Battle over public land passed down to local governments
Some state lawmakers think there’s too much public land in Michigan.
They don’t like how conservation decisions are made and think the state favors environmental goals over uses like logging and ORV trails.
The trust fund has been used to preserve beaches and forests all over the state.
But townships in particular have complained about property being taken off the tax rolls, and the state has not always made the payments it promises in place of some tax revenue.
That was one reason why Otsego County commissioners rejected a proposal to add 240 acres to the Pigeon River Country State Forest near Gaylord last month.
They’ll reconsider that decision next week.
But Paul Rose says this could signal more of what is to come. He’s a member of the Pigeon River Country Advisory Council.
Rose says it’s problematic when the sale of private property becomes a political issue in a community.
"The state’s ability to conduct negotiations with the land owner is deeply compromised because all of that’s now public."
Rose expects new public boat launches to be especially rare under this rule.

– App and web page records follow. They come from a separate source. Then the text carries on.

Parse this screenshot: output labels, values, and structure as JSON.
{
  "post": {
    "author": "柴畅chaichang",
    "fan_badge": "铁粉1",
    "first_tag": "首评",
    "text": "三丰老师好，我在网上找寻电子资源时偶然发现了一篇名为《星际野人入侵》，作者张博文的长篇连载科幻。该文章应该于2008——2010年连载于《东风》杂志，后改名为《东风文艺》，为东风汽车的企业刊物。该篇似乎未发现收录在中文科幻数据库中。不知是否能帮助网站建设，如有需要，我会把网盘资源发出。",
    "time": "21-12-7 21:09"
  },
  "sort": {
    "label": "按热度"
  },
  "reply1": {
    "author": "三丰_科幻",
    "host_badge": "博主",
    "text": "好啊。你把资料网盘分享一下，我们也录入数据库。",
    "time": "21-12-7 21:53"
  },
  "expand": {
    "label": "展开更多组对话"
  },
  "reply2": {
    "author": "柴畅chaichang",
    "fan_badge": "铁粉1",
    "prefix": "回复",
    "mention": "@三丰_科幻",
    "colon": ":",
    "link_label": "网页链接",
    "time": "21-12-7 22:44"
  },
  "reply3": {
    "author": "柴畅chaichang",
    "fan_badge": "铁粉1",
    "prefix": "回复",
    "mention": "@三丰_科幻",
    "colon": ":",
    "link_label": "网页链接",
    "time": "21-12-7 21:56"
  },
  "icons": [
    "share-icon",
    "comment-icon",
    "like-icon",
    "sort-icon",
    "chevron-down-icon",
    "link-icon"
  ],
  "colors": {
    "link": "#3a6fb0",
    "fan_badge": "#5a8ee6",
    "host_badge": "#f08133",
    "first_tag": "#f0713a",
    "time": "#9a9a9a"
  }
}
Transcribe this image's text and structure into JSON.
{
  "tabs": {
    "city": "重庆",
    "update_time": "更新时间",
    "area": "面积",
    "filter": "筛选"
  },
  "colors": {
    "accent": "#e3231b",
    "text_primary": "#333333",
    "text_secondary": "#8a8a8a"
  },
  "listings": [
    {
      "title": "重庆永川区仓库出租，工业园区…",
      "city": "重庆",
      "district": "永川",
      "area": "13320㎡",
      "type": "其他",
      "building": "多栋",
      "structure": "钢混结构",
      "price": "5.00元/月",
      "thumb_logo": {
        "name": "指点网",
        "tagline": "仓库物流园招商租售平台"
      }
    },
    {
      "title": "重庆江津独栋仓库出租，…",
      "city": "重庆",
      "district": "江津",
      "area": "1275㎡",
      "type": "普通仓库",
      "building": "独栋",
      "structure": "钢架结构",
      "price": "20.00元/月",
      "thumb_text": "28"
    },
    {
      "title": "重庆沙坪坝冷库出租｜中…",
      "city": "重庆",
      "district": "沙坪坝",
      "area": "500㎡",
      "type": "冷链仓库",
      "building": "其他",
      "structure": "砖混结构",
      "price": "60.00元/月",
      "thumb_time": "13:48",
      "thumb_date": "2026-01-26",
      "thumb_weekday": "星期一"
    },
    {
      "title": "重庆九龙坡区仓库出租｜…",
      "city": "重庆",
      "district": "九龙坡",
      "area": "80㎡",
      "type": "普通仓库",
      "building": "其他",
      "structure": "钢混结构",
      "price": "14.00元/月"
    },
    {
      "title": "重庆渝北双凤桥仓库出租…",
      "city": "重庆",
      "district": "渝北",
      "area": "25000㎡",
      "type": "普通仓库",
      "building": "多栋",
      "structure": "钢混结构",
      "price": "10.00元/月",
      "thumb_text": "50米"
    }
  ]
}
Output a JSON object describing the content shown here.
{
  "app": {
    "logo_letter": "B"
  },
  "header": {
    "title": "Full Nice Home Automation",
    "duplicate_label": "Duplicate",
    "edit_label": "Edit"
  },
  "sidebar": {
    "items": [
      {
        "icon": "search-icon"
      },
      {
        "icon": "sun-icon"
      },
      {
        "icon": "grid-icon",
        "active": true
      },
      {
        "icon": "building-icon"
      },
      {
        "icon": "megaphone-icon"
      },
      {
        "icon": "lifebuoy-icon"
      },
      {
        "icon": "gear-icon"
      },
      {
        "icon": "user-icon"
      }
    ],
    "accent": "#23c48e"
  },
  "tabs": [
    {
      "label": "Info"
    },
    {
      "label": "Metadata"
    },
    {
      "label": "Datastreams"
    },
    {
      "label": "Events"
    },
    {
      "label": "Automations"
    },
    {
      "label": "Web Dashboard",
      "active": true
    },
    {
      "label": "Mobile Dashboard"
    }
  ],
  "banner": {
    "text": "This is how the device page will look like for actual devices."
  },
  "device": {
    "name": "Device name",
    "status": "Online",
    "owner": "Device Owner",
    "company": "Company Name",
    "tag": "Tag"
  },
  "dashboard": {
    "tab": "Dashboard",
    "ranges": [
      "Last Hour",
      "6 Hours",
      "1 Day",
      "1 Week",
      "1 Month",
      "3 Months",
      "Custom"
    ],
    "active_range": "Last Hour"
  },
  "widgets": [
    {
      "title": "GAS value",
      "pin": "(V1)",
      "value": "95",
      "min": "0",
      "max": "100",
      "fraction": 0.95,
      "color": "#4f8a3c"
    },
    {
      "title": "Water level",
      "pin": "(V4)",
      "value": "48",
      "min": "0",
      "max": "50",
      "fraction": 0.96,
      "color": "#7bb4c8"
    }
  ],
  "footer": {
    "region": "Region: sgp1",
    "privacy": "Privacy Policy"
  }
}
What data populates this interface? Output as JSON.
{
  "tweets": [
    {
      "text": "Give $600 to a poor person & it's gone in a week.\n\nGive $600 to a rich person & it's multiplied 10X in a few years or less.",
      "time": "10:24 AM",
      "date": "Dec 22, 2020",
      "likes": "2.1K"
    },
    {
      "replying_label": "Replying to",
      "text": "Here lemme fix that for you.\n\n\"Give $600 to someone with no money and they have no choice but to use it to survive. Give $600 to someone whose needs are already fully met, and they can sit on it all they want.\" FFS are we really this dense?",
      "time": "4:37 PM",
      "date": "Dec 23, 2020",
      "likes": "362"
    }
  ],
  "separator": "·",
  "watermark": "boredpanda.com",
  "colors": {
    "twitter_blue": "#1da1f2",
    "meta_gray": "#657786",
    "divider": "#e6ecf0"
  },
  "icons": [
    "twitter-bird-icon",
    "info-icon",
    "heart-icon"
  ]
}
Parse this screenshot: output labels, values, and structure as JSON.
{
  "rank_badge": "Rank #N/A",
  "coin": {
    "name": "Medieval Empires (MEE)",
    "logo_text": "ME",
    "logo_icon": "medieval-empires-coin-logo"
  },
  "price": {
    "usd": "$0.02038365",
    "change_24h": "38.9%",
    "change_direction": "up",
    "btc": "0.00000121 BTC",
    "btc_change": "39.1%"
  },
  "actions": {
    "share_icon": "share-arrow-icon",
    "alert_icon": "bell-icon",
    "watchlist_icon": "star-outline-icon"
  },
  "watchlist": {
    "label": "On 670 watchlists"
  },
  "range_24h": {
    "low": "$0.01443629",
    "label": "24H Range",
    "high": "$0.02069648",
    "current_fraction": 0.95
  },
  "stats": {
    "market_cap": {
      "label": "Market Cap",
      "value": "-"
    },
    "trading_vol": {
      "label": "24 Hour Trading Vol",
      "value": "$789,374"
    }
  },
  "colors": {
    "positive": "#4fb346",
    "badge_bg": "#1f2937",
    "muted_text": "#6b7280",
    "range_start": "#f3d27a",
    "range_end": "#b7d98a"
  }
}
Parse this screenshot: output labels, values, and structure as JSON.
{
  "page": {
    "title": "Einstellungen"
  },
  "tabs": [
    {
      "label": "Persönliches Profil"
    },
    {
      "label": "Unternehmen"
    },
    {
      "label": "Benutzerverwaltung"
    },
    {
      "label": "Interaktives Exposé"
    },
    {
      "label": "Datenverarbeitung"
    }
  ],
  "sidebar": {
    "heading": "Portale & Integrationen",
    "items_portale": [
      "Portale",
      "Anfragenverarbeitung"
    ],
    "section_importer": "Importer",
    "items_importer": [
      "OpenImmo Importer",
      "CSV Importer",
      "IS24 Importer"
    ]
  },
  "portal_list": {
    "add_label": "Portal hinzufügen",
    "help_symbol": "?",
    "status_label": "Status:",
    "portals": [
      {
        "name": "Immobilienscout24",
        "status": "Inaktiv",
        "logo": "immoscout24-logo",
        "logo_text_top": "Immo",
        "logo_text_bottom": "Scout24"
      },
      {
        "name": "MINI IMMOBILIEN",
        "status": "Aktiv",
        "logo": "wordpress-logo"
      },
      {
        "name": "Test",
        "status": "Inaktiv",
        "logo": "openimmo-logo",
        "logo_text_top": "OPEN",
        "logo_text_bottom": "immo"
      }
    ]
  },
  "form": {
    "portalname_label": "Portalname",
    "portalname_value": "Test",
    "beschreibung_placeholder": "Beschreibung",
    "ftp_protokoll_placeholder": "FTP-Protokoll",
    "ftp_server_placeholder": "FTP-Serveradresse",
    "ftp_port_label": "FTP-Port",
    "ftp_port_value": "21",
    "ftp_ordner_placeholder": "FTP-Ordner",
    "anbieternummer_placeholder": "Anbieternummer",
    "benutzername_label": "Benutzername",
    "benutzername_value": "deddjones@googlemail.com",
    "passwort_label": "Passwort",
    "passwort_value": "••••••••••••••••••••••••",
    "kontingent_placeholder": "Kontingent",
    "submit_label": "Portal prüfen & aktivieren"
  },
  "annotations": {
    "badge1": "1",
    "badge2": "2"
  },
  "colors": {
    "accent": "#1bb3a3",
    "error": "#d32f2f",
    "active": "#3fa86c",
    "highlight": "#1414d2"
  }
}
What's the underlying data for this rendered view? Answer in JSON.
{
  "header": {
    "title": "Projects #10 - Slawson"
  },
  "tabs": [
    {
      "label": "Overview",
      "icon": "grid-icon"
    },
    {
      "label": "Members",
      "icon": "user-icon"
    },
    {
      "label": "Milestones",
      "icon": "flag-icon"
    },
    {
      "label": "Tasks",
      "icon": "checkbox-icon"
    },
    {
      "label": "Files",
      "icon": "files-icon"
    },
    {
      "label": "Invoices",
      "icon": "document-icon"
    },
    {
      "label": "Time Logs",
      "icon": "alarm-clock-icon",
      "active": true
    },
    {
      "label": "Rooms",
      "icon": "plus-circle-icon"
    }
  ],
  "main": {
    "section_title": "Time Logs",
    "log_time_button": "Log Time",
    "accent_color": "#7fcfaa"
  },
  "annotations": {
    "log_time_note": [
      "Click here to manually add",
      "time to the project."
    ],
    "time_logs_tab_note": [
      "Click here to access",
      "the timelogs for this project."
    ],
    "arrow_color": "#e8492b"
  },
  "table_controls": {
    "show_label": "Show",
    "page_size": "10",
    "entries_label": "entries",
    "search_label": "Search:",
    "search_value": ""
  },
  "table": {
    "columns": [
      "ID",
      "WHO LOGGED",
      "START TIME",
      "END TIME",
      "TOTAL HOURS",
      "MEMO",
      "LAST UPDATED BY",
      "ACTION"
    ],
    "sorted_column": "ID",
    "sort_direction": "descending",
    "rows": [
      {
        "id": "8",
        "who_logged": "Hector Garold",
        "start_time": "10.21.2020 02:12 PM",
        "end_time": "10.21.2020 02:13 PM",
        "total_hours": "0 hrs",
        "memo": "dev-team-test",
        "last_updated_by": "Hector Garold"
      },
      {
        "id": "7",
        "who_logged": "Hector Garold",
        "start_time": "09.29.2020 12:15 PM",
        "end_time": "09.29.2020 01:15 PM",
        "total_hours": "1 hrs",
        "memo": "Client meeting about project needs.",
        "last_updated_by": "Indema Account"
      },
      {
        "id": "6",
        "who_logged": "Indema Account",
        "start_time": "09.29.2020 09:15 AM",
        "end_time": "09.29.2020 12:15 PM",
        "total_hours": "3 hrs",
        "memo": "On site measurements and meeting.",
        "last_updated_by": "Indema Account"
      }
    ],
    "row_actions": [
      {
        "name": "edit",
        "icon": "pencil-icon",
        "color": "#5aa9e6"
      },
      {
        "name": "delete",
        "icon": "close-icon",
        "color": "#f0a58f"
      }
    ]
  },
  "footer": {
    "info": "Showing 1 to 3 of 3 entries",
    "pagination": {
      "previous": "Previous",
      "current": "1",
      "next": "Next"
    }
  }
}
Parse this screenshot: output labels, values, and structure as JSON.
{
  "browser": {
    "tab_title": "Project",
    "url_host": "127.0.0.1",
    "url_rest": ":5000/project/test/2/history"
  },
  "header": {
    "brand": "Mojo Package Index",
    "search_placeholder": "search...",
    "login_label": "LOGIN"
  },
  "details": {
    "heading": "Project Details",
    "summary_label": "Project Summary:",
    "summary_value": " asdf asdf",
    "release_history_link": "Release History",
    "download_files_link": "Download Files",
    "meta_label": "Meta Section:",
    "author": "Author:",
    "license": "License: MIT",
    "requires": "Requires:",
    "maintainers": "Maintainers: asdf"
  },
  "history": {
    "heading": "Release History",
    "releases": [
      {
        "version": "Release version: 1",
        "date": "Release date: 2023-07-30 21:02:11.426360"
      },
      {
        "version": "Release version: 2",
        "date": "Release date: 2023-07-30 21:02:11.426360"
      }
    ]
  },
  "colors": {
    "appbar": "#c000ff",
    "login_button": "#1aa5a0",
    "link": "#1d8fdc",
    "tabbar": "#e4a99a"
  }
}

He says there's almost never a boat launch built on a lake that's welcomed by the homeowners there.